Dans favours social changes for adapting to the new reality where robots will be doing all the hard work, while humans will concentrate on the productive activities they enjoy most and are best at. “I see increasing evidence that we are moving towards a model where a fixed basic income will be a core element, and this is the case both where political thinking moves along the lines of a fairer redistribution of wealth, and amongst those with more liberal views.”
Humans vs machines – the real battle is about ethics
Going beyond Isaac Asimov’s laws of robotics and the specific impact of robots on our jobs, the debate is also centred on ethical and legal issues around a difficult question: can we really think of machines as our equals?
Well, it depends. “A machine will never be conscious of its actions. It may play a game of chess, but it won’t know that it’s playing, it won’t know what competing is, nor will it have the sense that it is competing with a person in order to win”, explains Ramón López de Mántaras, director of the CSIC’s Research Institute on Artificial Intelligence, in an article published by the EFE news agency. “There’s an element of motivation and intent which I doubt robots will ever achieve.”
Other experts, however, such as those working on the 2045 Initiative, believe that intelligence and robotics will evolve to such an extent that in about three decades from now we will be able to transfer our own human conscience to super-advanced machines which will overtake humans in all aspects, blurring the divide between man and robot.
The question regarding the motivation and intentions of artificial intelligence has many ethical nuances, particularly when debating the extent to which we will actually be able to trust it. How would a robot act in the event of having to decide between the lives of different groups of human beings? How would it determine what pain is, or the various levels of pain? Will it ever be possible to actually programme such aspects?
The future: apocalyptic, or rosy?
Too many questions, but not enough answers around. All we have are projections, some more pessimistic than others, and that unshakeable feeling, encouraged perhaps by Hollywood, that everything will be fine in the end.
Today, predictions regarding human-robot relations are led by two large groups, with much uncertainty in between. The most optimistic paints a happy future, where machines will take away all the hard work and us humans will simply live the life and be creative. The other, more pessimistic, group claims that the industrial revolution we are going through now is unprecedented and that we haven’t a clue what challenges lie ahead.
The optimists, such as the editors of the influential The Economist, suggest an overarching social compact to create a happier society, where workers will constantly change jobs and receive technological training, while the State provides a guaranteed basic income and social benefits underpinned by some sort of tax on robot workers.
Many experts from the more pessimistic group, whilst agreeing with this vision, believe it is unachievable. According to their view, inaction on the part of the State will lead to machines completely replacing humans in some sectors. In a world with fewer jobs, there will be neither the money nor the market confidence for consuming the goods produced. Their predictions are a massively computerised society with high rates of unemployment and deflation.

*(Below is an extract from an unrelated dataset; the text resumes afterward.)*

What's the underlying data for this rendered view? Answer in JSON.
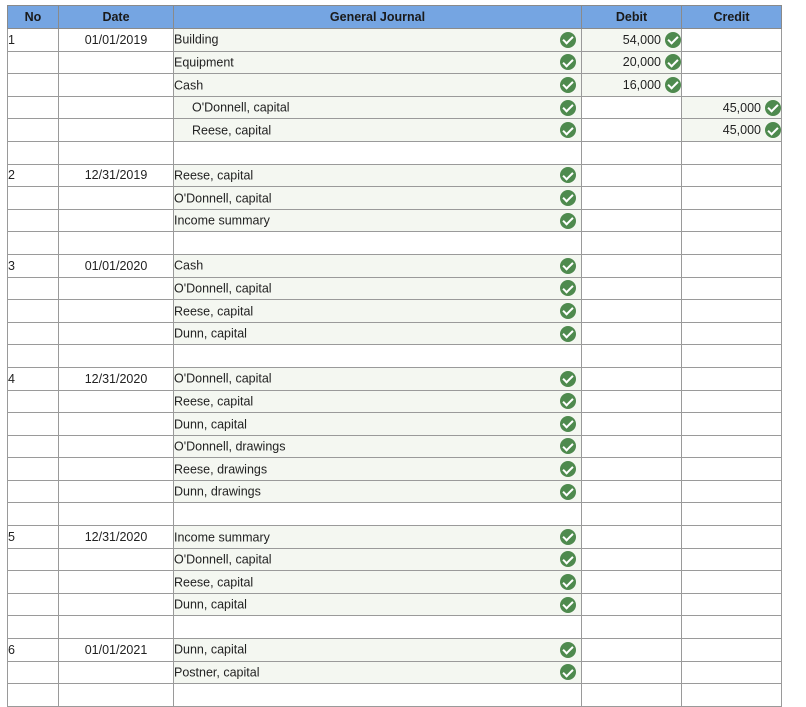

Our future will not be determined by Neo, nor by the replicants, nor by Terminator, not even by Wall-E. Once again, it seems that the ball is in our court. The technology is there and continues to evolve at a dizzying speed. It will all depend on whether we are able to adapt technology to our world. And trust that the way we do it will actually benefit us.